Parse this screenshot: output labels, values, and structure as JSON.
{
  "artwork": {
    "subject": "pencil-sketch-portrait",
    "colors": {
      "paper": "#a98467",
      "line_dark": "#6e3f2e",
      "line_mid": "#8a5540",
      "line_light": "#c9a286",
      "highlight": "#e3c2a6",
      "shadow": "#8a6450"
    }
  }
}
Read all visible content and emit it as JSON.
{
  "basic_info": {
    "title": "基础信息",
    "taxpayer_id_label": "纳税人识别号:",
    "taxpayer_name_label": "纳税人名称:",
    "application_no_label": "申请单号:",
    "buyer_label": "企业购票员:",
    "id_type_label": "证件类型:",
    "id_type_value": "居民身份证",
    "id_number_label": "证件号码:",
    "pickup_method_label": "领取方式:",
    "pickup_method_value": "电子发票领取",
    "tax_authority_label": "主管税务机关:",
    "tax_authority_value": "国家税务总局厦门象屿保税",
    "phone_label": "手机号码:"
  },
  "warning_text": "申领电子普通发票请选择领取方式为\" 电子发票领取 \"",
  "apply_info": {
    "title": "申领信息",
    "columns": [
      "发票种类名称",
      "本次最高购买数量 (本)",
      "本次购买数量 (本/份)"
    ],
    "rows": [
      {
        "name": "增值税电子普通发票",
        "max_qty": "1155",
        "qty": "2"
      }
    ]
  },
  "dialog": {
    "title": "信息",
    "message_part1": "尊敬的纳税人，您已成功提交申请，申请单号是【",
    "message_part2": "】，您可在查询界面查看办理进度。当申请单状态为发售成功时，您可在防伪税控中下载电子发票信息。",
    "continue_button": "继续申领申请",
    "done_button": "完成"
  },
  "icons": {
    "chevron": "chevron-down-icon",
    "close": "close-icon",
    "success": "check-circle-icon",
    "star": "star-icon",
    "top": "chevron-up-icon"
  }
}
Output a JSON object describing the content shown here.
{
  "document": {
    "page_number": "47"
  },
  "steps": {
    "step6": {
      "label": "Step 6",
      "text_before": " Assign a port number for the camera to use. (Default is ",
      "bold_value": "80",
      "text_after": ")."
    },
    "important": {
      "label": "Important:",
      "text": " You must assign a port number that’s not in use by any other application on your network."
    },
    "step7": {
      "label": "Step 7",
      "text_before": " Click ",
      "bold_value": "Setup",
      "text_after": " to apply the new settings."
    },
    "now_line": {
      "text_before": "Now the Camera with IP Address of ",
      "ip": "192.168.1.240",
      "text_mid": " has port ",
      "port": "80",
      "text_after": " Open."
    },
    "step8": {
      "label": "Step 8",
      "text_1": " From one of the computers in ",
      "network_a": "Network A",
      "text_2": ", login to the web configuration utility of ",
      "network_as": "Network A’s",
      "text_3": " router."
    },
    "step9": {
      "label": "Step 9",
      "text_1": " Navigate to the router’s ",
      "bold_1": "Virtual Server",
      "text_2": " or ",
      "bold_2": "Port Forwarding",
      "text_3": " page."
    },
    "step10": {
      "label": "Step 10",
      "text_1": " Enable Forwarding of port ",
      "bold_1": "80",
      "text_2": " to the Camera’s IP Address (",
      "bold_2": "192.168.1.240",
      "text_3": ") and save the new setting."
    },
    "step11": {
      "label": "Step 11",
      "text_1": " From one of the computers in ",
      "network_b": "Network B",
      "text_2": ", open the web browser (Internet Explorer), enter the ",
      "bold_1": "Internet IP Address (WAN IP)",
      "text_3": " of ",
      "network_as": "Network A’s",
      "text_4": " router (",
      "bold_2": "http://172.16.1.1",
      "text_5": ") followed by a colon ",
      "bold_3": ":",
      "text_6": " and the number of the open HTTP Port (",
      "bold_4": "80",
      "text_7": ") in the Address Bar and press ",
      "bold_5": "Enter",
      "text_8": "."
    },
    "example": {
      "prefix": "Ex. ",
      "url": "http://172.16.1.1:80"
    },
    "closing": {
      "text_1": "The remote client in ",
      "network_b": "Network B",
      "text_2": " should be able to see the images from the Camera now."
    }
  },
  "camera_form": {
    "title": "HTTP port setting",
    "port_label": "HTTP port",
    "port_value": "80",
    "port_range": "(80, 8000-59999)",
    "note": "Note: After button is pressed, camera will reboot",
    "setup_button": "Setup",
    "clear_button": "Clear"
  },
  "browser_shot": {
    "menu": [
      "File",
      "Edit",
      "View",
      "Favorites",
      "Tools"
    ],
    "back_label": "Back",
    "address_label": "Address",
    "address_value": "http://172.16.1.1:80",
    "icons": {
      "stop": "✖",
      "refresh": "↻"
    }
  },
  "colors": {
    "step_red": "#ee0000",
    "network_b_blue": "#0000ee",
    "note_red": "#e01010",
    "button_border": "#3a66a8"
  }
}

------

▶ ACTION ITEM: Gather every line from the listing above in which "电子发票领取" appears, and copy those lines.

▶ RESPONSE TO THIS TASK:
    "pickup_method_value": "电子发票领取",
  "warning_text": "申领电子普通发票请选择领取方式为\" 电子发票领取 \"",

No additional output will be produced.